|International Classification||G06F17/30, G06F7/00, G06F17/00, G06F3/048|
|Cooperative Classification||Y10S707/99945, Y10S707/99942, G06F3/0482|
|Oct 29, 2003||AS||Assignment|
Owner name: SAP AKTIENGESELLSCHAFT, GERMANY
Free format text: ASSIGNMENT OF ASSIGNORS INTEREST;ASSIGNOR:AXEL SPRIESTERSBACH;REEL/FRAME:014086/0842
Effective date: 20030730
|Aug 19, 2011||FPAY||Fee payment|
Year of fee payment: 4
|Aug 26, 2014||AS||Assignment|
Owner name: SAP SE, GERMANY
Free format text: CHANGE OF NAME;ASSIGNOR:SAP AG;REEL/FRAME:033625/0334
Effective date: 20140707

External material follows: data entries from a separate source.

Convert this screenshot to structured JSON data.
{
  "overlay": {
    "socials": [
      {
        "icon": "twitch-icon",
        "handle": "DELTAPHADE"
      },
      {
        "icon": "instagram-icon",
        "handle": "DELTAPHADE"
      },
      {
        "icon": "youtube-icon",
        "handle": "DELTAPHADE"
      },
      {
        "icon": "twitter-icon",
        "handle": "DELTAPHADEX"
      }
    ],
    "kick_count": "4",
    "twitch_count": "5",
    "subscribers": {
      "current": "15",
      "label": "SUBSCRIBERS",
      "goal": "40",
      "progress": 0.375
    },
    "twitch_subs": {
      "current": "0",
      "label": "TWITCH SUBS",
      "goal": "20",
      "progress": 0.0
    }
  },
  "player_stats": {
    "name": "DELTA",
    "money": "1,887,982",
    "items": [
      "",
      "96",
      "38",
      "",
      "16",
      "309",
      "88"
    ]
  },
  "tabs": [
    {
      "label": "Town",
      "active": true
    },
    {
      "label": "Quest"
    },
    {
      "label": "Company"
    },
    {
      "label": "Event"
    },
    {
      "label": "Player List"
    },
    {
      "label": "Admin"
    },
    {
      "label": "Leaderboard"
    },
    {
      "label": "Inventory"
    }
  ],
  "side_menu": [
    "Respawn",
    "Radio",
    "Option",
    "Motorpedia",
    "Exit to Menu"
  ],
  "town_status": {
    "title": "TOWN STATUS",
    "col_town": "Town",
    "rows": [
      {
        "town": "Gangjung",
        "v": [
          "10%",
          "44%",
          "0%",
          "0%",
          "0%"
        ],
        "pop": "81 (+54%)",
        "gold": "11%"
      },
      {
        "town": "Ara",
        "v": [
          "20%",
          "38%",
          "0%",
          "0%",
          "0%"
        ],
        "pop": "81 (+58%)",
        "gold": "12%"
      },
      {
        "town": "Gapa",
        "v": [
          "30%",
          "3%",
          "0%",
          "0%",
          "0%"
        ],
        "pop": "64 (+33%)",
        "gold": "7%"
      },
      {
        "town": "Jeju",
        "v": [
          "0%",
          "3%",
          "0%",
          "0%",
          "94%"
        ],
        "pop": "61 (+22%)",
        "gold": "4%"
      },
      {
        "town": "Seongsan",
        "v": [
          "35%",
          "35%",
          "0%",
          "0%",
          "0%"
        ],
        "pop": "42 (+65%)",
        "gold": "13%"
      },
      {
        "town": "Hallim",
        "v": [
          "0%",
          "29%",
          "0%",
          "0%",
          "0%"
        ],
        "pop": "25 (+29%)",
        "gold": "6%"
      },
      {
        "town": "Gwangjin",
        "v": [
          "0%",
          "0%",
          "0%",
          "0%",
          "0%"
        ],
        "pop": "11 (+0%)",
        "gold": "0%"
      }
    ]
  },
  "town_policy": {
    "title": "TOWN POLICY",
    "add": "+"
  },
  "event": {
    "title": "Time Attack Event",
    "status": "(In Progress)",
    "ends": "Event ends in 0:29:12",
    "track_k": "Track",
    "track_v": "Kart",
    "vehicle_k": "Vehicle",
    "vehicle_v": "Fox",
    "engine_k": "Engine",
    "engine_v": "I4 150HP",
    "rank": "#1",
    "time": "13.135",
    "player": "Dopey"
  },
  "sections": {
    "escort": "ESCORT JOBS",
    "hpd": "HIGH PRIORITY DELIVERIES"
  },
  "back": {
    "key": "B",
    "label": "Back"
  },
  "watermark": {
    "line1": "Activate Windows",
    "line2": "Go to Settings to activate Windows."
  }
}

|Jul 28, 2015||FPAY||Fee payment|
Year of fee payment: 8